Dred Scott Vs Sandford does Congress Have the Power to Limit Slavery
Does Congress Have the Power to Limit Slavery?
Dred Scott v. Sandford (1857)
One of the most divisive issues facing the country in the 1850s was the question of slavery in the territories. The Missouri Compromise had banned slavery from some areas and allowed it in others. The Kansas-Nebraska Act left the question up to those people living in a territory. But if the Constitution allowed slavery to exist, did Congress have the power to take these actions?
The Facts The Issue The Decision
• Dred Scott, an
slave, was taken
north of the Missouri
Compromise line, where slavery was banned. Scott argued that
since he had lived
several years in a free state and several years in a free territory, he should be free. • The Court stated that temporary residence in a free territory did not make Scott free.

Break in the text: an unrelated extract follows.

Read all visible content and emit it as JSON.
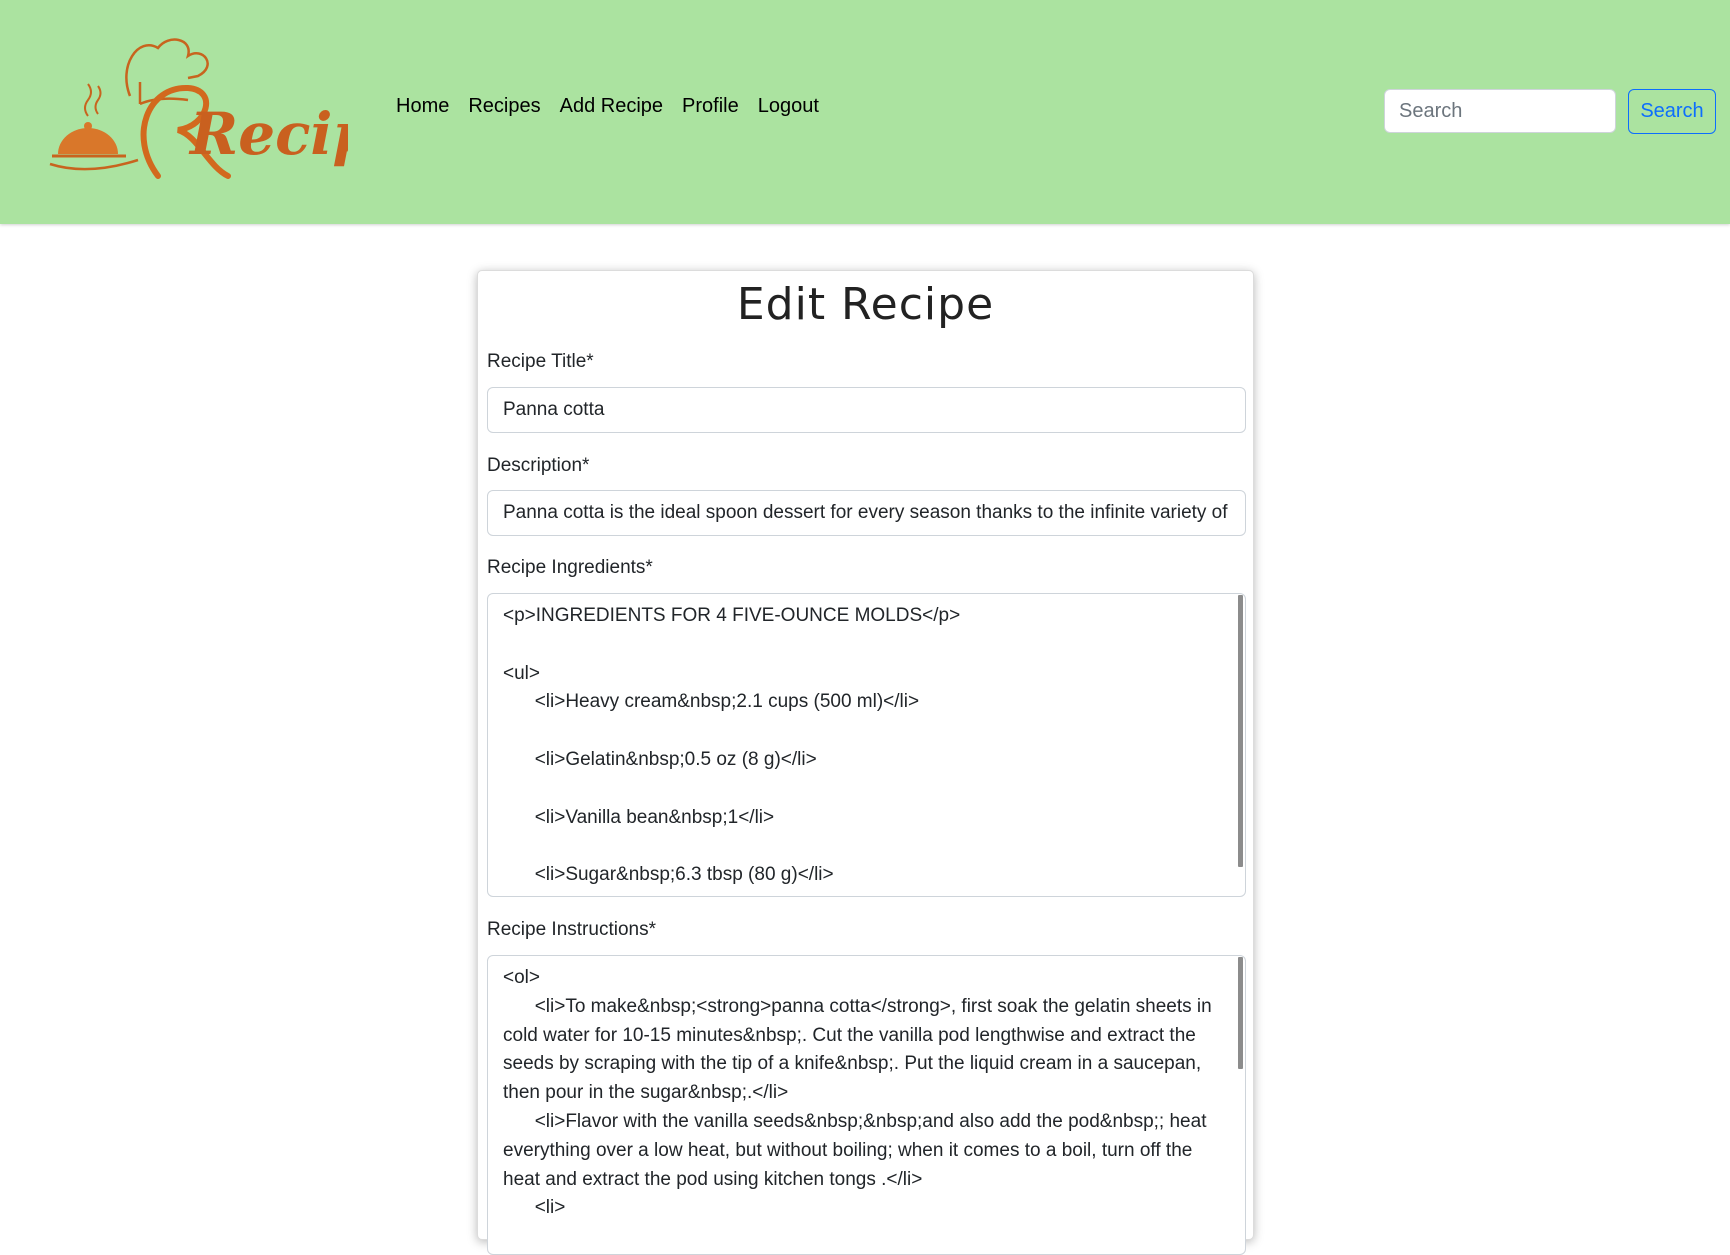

• It said that Scott was property, not a citizen, and therefore had no right to sue.
• It further reasoned that no African American could be a citizen.
• It stated that Congress could not ban slavery from any territory because doing so would take away slave owners’ property without due process of law.
WHY IT MATTERS
The Dred Scott decision deeply split an already divided country. Southerners applauded the Court for defending their rights to hold slaves. A South Carolina newspaper victoriously declared that the decision proves that “slavery is guaranteed by the constitutional compact.” Many in the North viewed the decision with dismay, however. Republicans wanted to block the spread of slavery, and the Court’s decision dashed their hopes. Abraham Lincoln expressed the fears of many that the Court would act even more boldly in the future. In an 1858 speech, he warned that the Court would next force slavery onto northern soil:
“We shall lie down pleasantly dreaming that the people of Missouri are on the verge of making their state free and we shall awake to the reality instead, that the Supreme Court has made Illinois a slave state.”
By further inflaming both North and South, the Dred Scott decision took the nation one step closer to a civil war.
CONNECT TO YOUR WORLD
The Court has made other controversial decisions over the years. Examples are Engel v. Vitale (1962), Miranda v. Arizona (1966), Roe v. Wade (1973), Texas v. Johnson (1989), and Kelo v. New London (2005). Read about the Court’s decision in a controversial case and its aftermath.
Analyze how people with different points of view have responded to the decision.
Write an editorial agreeing or disagreeing with Chief Justice Roger B Taney’s decision/ position. Give support from your notes and knowledge of the Era.
Imagine you were Dred Scott, still alive at the time, write a letter to Justice Roger B. Taney- giving your opinion of his decision.